Public Health with Empathy
When Ophelia Dahl was 18, she traveled from her home in the English countryside to poverty-stricken Haiti. In rural Haiti, she witnessed conditions that she described as “positively medieval”: little access to water, poor housing conditions, and rampant devastation caused by diseases that were already curable in the developed world. There, she met Paul Farmer, then a Harvard medical student and budding ethnographer. Over the next few years, the pair conducted a door-to-door Haitian health census, laying the listen-first-fix-after groundwork for the nonprofit they co-founded, Partners In Health (PIH).
Nearly 40 years after its founding, Partners In Health’s community approach to public health has helped treat millions of patients for HIV, multidrug-resistant tuberculosis, and other diseases, improving the standard of care for impoverished communities. On Friday, the Radcliffe Institute honored Dahl with the Radcliffe Medal for her lifelong leadership of PIH. In the afternoon award panel, she appeared alongside John Green, bestselling author and PIH trustee.
Partners In Health operates through “systems building”—investing in local healthcare infrastructure and training local staff to provide care. From a young age, Dahl recognized the importance of engaging communities in healthcare. Her mother, actress Patricia Neal, suffered a severe stroke while pregnant. Her father, author Roald Dahl, recognized that a few hours of speech or physical therapy would not adequately take care of Neal. So, he “asked neighbors and friends to come and they spent eight hours a day with her—an hour each—for about a year,” Dahl said. Now, that accompaniment model to healthcare helps PIH treat patients with empathy, while also withstanding national-level instabilities (ranging from natural disasters to frequent government turnover).
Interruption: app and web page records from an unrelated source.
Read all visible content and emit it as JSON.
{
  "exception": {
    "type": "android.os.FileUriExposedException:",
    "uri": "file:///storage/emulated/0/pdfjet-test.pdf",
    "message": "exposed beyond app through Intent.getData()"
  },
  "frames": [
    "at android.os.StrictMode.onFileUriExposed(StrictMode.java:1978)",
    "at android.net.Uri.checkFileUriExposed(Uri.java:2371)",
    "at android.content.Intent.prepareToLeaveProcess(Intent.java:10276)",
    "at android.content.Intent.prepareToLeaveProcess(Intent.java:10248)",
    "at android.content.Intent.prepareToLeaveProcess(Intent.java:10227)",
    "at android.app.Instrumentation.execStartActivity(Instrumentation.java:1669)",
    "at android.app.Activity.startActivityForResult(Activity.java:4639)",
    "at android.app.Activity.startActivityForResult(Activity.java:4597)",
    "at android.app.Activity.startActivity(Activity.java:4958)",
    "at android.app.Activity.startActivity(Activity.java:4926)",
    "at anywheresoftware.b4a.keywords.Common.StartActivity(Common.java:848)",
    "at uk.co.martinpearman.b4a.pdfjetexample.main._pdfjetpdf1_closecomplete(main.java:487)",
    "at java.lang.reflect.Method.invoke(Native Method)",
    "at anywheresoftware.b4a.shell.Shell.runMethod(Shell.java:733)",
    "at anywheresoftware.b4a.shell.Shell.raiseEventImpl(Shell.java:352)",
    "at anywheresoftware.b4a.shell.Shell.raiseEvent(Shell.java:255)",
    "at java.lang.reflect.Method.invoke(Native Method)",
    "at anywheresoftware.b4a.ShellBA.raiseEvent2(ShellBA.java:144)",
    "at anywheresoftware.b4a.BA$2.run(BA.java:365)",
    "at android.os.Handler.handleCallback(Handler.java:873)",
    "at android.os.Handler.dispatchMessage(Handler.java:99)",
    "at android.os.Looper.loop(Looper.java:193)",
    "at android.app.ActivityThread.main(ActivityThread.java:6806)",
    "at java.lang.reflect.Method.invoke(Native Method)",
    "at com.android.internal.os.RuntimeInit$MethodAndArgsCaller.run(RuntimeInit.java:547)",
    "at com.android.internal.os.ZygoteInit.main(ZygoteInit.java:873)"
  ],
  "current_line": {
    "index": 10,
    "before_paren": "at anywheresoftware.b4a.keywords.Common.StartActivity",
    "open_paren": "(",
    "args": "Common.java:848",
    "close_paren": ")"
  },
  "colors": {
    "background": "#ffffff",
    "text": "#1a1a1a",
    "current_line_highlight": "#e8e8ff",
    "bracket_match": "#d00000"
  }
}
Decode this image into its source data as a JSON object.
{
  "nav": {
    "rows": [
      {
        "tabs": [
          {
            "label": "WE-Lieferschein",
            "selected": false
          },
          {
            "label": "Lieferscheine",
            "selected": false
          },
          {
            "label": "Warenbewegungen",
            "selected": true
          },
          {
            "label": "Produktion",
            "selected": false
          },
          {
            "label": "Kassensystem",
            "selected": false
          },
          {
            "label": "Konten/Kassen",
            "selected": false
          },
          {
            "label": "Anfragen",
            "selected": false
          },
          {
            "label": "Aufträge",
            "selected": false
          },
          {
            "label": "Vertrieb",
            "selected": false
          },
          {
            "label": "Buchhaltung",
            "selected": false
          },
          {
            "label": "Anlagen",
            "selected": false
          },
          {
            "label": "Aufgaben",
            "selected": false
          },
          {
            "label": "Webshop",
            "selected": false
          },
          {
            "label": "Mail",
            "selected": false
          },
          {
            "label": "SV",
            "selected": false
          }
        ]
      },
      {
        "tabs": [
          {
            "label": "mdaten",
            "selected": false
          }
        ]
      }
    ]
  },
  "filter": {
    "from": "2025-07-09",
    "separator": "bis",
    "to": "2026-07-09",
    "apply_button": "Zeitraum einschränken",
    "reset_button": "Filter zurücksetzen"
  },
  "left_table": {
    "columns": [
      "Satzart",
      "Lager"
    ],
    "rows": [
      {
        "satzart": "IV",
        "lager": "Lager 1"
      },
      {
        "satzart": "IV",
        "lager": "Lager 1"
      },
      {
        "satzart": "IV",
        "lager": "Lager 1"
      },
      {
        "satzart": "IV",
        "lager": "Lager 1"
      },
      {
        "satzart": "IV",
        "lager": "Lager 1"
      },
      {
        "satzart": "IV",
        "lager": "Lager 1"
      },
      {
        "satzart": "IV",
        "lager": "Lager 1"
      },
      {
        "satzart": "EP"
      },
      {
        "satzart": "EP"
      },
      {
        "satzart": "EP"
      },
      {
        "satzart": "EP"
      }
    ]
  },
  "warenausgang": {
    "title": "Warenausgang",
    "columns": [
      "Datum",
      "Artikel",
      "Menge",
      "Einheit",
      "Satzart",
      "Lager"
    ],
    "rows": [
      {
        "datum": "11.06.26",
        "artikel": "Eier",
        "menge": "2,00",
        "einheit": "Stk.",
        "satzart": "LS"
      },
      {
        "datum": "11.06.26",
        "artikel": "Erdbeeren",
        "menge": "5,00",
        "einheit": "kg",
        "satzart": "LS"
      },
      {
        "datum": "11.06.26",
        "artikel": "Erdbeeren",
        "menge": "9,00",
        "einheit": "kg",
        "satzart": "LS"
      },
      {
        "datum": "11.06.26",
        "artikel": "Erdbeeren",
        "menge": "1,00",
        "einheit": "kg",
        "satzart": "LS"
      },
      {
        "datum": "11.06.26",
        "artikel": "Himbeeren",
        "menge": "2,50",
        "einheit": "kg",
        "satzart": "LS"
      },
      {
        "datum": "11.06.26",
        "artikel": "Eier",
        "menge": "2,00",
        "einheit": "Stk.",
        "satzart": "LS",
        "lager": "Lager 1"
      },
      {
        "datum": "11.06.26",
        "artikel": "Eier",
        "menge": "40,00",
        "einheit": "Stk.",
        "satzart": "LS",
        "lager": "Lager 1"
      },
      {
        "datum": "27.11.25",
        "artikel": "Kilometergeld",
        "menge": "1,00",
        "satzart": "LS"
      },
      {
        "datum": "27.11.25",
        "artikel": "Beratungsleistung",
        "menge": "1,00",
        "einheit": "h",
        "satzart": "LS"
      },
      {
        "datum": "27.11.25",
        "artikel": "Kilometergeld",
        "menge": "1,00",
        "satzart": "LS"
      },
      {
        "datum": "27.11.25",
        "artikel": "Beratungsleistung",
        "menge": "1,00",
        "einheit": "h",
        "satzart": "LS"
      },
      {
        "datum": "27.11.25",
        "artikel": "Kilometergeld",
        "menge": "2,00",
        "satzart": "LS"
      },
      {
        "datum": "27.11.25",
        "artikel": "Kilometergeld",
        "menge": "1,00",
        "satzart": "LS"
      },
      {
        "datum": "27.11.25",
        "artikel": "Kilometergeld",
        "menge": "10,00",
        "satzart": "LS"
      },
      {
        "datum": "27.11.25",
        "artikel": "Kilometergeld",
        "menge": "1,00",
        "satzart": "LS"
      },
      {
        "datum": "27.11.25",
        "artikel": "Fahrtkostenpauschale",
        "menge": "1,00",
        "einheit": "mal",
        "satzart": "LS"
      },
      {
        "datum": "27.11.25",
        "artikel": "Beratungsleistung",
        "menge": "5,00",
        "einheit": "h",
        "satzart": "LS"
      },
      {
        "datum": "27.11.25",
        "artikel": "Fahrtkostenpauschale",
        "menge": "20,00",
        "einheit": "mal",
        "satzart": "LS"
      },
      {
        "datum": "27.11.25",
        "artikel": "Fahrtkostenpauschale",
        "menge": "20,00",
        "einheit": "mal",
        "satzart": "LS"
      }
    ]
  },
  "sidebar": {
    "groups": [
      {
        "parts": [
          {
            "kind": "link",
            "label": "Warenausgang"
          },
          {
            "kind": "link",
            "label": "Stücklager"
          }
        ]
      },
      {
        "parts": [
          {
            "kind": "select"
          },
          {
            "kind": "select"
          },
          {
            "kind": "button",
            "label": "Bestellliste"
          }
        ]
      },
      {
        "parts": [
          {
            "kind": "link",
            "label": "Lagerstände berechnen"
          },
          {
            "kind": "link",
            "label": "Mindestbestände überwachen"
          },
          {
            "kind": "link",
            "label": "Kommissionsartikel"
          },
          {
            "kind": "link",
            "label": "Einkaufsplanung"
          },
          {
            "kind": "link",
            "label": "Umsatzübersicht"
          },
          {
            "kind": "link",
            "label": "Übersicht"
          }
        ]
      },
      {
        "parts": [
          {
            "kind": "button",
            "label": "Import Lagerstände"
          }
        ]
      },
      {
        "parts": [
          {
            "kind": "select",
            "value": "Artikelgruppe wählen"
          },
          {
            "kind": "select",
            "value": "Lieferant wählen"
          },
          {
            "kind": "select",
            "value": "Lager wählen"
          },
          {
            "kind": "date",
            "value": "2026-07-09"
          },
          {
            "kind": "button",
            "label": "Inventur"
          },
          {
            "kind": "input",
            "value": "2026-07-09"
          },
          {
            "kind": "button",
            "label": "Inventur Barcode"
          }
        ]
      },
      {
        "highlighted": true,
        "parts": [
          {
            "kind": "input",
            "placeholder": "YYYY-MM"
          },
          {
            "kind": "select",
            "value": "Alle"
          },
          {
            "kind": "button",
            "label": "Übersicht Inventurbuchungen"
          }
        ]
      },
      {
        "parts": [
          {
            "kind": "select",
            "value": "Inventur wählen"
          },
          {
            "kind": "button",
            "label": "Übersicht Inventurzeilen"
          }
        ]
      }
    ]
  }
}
Public health is an inherently frustrating field: the problems are large and the progress is slow. PIH avoids the temptation of flashy, quick projects, instead opting for deep, extended commitments to local communities. Green, paraphrasing Dahl, noted that “long-term problems demand long-term responses, that systemic problems demand systemic responses, that short-term, time-limited interventions are simply not as effective as long-term, open-ended support.” To stay confident during slow change, Dahl described seeking an “important titration between patience and impatience”: understanding that partnerships take time to forge but demanding action quick enough to save lives.
Throughout her work in the world’s most impoverished and desperate locales, Dahl remains optimistic and hopeful about the future. She and Green discussed how, although conditions remain poor in many places, PIH has made significant progress in its communities. In the early 1990s, PIH expanded to Peru and treated people for multidrug-resistant tuberculosis, despite the World Health Organization (WHO) saying that the disease was too hard to treat in impoverished locales. More than 80 percent of PIH’s Peruvian patients were cured, and the organization cut costs by producing generic drugs; by 2002, the WHO adjusted their guidelines to suggest treatment regardless of resource level. “How can you not be hopeful,” Dahl asked, “when you look at the burden of disease and then you see that change over time?”
At the end of their discussion, Green shared an anecdote from the pair’s recent trip to Sierra Leone, where Partners In Health is working to reduce maternal mortality. Green and his brother, Hank, fundraise for PIH’s under-construction Maternal Center for Excellence in the nation’s Kono District (Green wore a pair of Awesome Socks on stage, one of many ventures that support the Center). In 2018, Green met a 16-year-old named Henry who, due to his untreated tuberculosis, was about the same size as Green’s eight-year-old son, also named Henry. After returning in 2023, Green again saw Henry, who is now cured of tuberculosis and is in college studying human resource management (“which sounds horrible, but it’s his interest,” Green joked). “The fact that he was able to access the newest regimen of TB drugs and survive TB after a thousand consecutive days at Lakka [Government Hospital] is a testament to what Partners In Health is doing, said Green. PIH “flew the drugs from Lesotho to Sierra Leone so that Henry and several other patients could receive the care that they need, that all people deserve, and as a result, all of them are here today and otherwise wouldn’t be.” This year, over 1.5 million will die of tuberculosis, Green reminded the crowd, but Dahl and Partners In Health are a significant reason why that number continues to decrease.
Radcliffe Dean Tomiko Brown-Nagin concluded the event by presenting Dahl with the Radcliffe Medal. The award citation reads:
Radcliffe Medal awarded to Ophelia Dahl
She is a bold leader who uses the power of imagination to envision solutions that others overlook. She is a compassionate advocate for the poor who challenges us to acknowledge that our own abundant good fortune often rests on the misfortune of others. She is a determined optimist who rejects pessimism as a luxury of privilege.